__WORK INSTRUCTIONS__
After reading the records, print them all again exactly as they stand.
============
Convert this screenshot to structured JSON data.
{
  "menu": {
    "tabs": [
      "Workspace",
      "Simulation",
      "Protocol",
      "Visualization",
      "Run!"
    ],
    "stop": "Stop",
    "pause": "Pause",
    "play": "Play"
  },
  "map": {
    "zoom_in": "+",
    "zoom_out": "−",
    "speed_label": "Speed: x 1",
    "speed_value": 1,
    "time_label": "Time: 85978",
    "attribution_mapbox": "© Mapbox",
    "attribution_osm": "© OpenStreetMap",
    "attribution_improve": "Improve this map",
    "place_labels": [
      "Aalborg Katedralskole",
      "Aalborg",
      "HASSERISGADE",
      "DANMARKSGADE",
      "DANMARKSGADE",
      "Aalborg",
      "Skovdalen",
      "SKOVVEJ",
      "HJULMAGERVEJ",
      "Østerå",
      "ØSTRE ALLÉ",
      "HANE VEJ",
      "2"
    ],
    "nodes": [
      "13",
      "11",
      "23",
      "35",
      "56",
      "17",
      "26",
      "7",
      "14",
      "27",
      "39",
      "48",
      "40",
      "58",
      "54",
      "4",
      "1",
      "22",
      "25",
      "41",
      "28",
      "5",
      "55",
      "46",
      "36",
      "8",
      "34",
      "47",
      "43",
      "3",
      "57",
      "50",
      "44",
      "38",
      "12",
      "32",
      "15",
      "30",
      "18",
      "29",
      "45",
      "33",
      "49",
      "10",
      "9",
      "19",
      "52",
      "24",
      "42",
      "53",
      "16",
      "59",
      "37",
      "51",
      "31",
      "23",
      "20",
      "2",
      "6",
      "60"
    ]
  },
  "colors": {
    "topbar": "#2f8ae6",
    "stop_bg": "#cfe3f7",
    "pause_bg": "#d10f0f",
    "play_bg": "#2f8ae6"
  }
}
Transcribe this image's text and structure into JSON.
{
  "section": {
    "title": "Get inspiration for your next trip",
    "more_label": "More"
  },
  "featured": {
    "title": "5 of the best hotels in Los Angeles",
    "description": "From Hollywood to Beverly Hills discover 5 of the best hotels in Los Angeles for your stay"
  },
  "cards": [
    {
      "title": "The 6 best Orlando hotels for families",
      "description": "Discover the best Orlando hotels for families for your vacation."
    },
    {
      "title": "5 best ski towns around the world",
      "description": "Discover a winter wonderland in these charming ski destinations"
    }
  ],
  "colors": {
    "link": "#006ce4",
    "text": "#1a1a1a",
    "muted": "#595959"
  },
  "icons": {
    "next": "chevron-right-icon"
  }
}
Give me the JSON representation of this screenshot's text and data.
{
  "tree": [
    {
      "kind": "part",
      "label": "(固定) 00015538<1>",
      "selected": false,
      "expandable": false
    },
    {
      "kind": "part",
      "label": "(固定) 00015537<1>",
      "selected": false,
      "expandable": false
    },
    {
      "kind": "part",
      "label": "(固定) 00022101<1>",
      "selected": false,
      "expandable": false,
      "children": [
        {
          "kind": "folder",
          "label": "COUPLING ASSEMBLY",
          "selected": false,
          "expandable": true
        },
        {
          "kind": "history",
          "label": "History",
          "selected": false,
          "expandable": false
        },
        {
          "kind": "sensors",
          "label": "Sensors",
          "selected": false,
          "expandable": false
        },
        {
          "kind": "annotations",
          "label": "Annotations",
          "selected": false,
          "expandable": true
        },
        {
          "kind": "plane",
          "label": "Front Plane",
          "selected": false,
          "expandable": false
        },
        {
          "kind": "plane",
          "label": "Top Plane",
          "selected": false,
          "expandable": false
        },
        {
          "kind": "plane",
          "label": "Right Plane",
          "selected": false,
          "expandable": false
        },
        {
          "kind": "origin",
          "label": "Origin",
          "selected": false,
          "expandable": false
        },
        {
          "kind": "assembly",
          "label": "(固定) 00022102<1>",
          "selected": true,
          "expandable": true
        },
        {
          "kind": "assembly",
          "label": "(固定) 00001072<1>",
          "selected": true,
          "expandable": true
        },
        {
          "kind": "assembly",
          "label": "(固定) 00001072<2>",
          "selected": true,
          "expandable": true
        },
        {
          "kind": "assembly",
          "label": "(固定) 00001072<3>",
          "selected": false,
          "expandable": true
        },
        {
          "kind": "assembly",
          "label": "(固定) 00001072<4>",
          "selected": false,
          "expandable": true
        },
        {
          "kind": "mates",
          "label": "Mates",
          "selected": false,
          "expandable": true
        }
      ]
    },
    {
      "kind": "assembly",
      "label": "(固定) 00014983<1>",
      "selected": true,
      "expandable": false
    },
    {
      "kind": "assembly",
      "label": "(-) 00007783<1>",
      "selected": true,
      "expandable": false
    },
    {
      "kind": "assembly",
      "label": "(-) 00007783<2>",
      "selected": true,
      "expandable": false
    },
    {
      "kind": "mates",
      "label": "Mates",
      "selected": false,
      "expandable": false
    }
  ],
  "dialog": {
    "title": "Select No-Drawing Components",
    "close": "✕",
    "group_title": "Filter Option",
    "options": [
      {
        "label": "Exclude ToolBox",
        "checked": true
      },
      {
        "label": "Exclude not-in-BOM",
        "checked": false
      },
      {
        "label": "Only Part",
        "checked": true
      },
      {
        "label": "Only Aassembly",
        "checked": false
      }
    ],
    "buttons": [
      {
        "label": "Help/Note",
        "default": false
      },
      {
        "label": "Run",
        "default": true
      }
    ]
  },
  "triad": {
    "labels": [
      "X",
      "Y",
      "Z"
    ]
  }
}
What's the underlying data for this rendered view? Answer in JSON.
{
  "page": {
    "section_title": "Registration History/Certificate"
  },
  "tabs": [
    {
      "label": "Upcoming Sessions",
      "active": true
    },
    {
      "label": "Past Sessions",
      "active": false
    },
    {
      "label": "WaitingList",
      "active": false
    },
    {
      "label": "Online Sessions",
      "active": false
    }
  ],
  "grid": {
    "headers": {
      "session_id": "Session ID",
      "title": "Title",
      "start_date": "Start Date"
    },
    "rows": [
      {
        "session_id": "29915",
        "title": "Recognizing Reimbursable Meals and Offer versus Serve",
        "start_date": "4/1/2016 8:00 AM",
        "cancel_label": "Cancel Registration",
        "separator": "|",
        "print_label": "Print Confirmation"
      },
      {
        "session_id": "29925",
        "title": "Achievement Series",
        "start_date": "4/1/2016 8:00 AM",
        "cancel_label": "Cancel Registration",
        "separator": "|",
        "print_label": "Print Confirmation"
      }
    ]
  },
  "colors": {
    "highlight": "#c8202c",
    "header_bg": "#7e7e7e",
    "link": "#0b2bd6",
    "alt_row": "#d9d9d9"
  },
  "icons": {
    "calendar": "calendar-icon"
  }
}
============
__TASK RESPONSE__
Convert this screenshot to structured JSON data.
{
  "menu": {
    "tabs": [
      "Workspace",
      "Simulation",
      "Protocol",
      "Visualization",
      "Run!"
    ],
    "stop": "Stop",
    "pause": "Pause",
    "play": "Play"
  },
  "map": {
    "zoom_in": "+",
    "zoom_out": "−",
    "speed_label": "Speed: x 1",
    "speed_value": 1,
    "time_label": "Time: 85978",
    "attribution_mapbox": "© Mapbox",
    "attribution_osm": "© OpenStreetMap",
    "attribution_improve": "Improve this map",
    "place_labels": [
      "Aalborg Katedralskole",
      "Aalborg",
      "HASSERISGADE",
      "DANMARKSGADE",
      "DANMARKSGADE",
      "Aalborg",
      "Skovdalen",
      "SKOVVEJ",
      "HJULMAGERVEJ",
      "Østerå",
      "ØSTRE ALLÉ",
      "HANE VEJ",
      "2"
    ],
    "nodes": [
      "13",
      "11",
      "23",
      "35",
      "56",
      "17",
      "26",
      "7",
      "14",
      "27",
      "39",
      "48",
      "40",
      "58",
      "54",
      "4",
      "1",
      "22",
      "25",
      "41",
      "28",
      "5",
      "55",
      "46",
      "36",
      "8",
      "34",
      "47",
      "43",
      "3",
      "57",
      "50",
      "44",
      "38",
      "12",
      "32",
      "15",
      "30",
      "18",
      "29",
      "45",
      "33",
      "49",
      "10",
      "9",
      "19",
      "52",
      "24",
      "42",
      "53",
      "16",
      "59",
      "37",
      "51",
      "31",
      "23",
      "20",
      "2",
      "6",
      "60"
    ]
  },
  "colors": {
    "topbar": "#2f8ae6",
    "stop_bg": "#cfe3f7",
    "pause_bg": "#d10f0f",
    "play_bg": "#2f8ae6"
  }
}
Transcribe this image's text and structure into JSON.
{
  "section": {
    "title": "Get inspiration for your next trip",
    "more_label": "More"
  },
  "featured": {
    "title": "5 of the best hotels in Los Angeles",
    "description": "From Hollywood to Beverly Hills discover 5 of the best hotels in Los Angeles for your stay"
  },
  "cards": [
    {
      "title": "The 6 best Orlando hotels for families",
      "description": "Discover the best Orlando hotels for families for your vacation."
    },
    {
      "title": "5 best ski towns around the world",
      "description": "Discover a winter wonderland in these charming ski destinations"
    }
  ],
  "colors": {
    "link": "#006ce4",
    "text": "#1a1a1a",
    "muted": "#595959"
  },
  "icons": {
    "next": "chevron-right-icon"
  }
}
Give me the JSON representation of this screenshot's text and data.
{
  "tree": [
    {
      "kind": "part",
      "label": "(固定) 00015538<1>",
      "selected": false,
      "expandable": false
    },
    {
      "kind": "part",
      "label": "(固定) 00015537<1>",
      "selected": false,
      "expandable": false
    },
    {
      "kind": "part",
      "label": "(固定) 00022101<1>",
      "selected": false,
      "expandable": false,
      "children": [
        {
          "kind": "folder",
          "label": "COUPLING ASSEMBLY",
          "selected": false,
          "expandable": true
        },
        {
          "kind": "history",
          "label": "History",
          "selected": false,
          "expandable": false
        },
        {
          "kind": "sensors",
          "label": "Sensors",
          "selected": false,
          "expandable": false
        },
        {
          "kind": "annotations",
          "label": "Annotations",
          "selected": false,
          "expandable": true
        },
        {
          "kind": "plane",
          "label": "Front Plane",
          "selected": false,
          "expandable": false
        },
        {
          "kind": "plane",
          "label": "Top Plane",
          "selected": false,
          "expandable": false
        },
        {
          "kind": "plane",
          "label": "Right Plane",
          "selected": false,
          "expandable": false
        },
        {
          "kind": "origin",
          "label": "Origin",
          "selected": false,
          "expandable": false
        },
        {
          "kind": "assembly",
          "label": "(固定) 00022102<1>",
          "selected": true,
          "expandable": true
        },
        {
          "kind": "assembly",
          "label": "(固定) 00001072<1>",
          "selected": true,
          "expandable": true
        },
        {
          "kind": "assembly",
          "label": "(固定) 00001072<2>",
          "selected": true,
          "expandable": true
        },
        {
          "kind": "assembly",
          "label": "(固定) 00001072<3>",
          "selected": false,
          "expandable": true
        },
        {
          "kind": "assembly",
          "label": "(固定) 00001072<4>",
          "selected": false,
          "expandable": true
        },
        {
          "kind": "mates",
          "label": "Mates",
          "selected": false,
          "expandable": true
        }
      ]
    },
    {
      "kind": "assembly",
      "label": "(固定) 00014983<1>",
      "selected": true,
      "expandable": false
    },
    {
      "kind": "assembly",
      "label": "(-) 00007783<1>",
      "selected": true,
      "expandable": false
    },
    {
      "kind": "assembly",
      "label": "(-) 00007783<2>",
      "selected": true,
      "expandable": false
    },
    {
      "kind": "mates",
      "label": "Mates",
      "selected": false,
      "expandable": false
    }
  ],
  "dialog": {
    "title": "Select No-Drawing Components",
    "close": "✕",
    "group_title": "Filter Option",
    "options": [
      {
        "label": "Exclude ToolBox",
        "checked": true
      },
      {
        "label": "Exclude not-in-BOM",
        "checked": false
      },
      {
        "label": "Only Part",
        "checked": true
      },
      {
        "label": "Only Aassembly",
        "checked": false
      }
    ],
    "buttons": [
      {
        "label": "Help/Note",
        "default": false
      },
      {
        "label": "Run",
        "default": true
      }
    ]
  },
  "triad": {
    "labels": [
      "X",
      "Y",
      "Z"
    ]
  }
}
What's the underlying data for this rendered view? Answer in JSON.
{
  "page": {
    "section_title": "Registration History/Certificate"
  },
  "tabs": [
    {
      "label": "Upcoming Sessions",
      "active": true
    },
    {
      "label": "Past Sessions",
      "active": false
    },
    {
      "label": "WaitingList",
      "active": false
    },
    {
      "label": "Online Sessions",
      "active": false
    }
  ],
  "grid": {
    "headers": {
      "session_id": "Session ID",
      "title": "Title",
      "start_date": "Start Date"
    },
    "rows": [
      {
        "session_id": "29915",
        "title": "Recognizing Reimbursable Meals and Offer versus Serve",
        "start_date": "4/1/2016 8:00 AM",
        "cancel_label": "Cancel Registration",
        "separator": "|",
        "print_label": "Print Confirmation"
      },
      {
        "session_id": "29925",
        "title": "Achievement Series",
        "start_date": "4/1/2016 8:00 AM",
        "cancel_label": "Cancel Registration",
        "separator": "|",
        "print_label": "Print Confirmation"
      }
    ]
  },
  "colors": {
    "highlight": "#c8202c",
    "header_bg": "#7e7e7e",
    "link": "#0b2bd6",
    "alt_row": "#d9d9d9"
  },
  "icons": {
    "calendar": "calendar-icon"
  }
}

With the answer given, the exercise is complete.